I'm in the high desert for the what, third or fourth year now. It's perfect--lots of roads to ride, hiking or running in the mountains, a beautiful pool down in Palmdale. Though this year it's just riding. No running or swimming. 


Monday I rode with Dan/Slowman and his wife Toni. Well, what I thought was going to be a nice desert floor loop ended up being not so desert floor.  Dan, Toni and Monty went swimming and while they were swimming I rode 30 minutes. I should have known better when I asked Monty if he were riding with us. A very quick "NO" was the answer. So the three of us drove over out of Palmdale and parked. Dan said, it's a nice 25 mile loop. It started out ok--a few little rollers, one small climb and then a good downhill. I was thinking, good, a loop so we don't have to go back up that. Silly me.

At the bottom of the hill we turned onto San Franciscquito Cyn. That should have given me my first inkling of what was to come. It immediately started uphill. Not super steep, but enough that I was only going about 6 mph. After about a quarter mile, it bumped up fairly steep (8% or so) and I was NOT happy! As Dan said later, I had my whiny-bitchy moment. Toni and I had stopped to catch our breath and she took off and I thought about walking for about 10 seconds, then I got back on the bike and just rode up to the top. Well, there was a 12% stretch, thankfully not long, and I got to the top, then it was a screaming downhill to the burg of Green Valley. Then we turned onto Spunky Cyn. At least it had a fun name. But of course, to get back to where we started, we had to get out of the canyon. Spunky wasn't as steep as SFquito, but longer. And, at the top, another long downhill. Dan said at the bottom that that was the last big hill. What he didn't mention was that to get back to the car, there was yet another hill, longer but not as steep (way longer) and oh yeah, with a headwind. I think I averaged about 6-8 mph on most of that climb. At least at the top there was a beautiful 2-3 mile downhill that wasn't so steep as to make you need to feather the brakes a lot. Though with the wind, I was pedaling fast in my biggest gear and only hitting 24-25 mph.

My total riding time for the day was 2:20, but lots of climbing.

http://photos1.blogger.com/hello/101/2656/640/3%20canyons.jpg  This is the loop we rode.
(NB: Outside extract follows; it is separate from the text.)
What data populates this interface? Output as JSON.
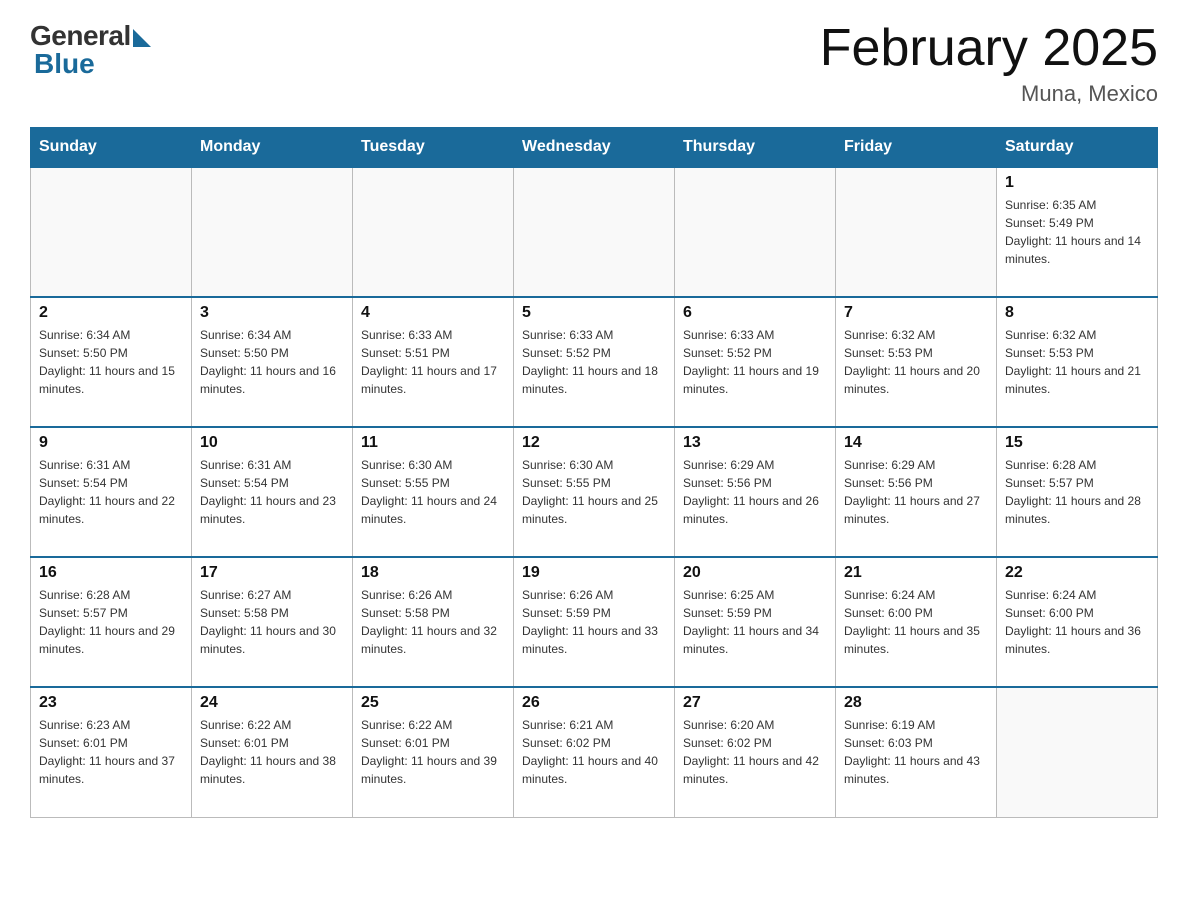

We didn't ride the straight line and hook out to the right.

Longer ride today, leaving from the house, so from 4,200 feet up to about +5,000 feet.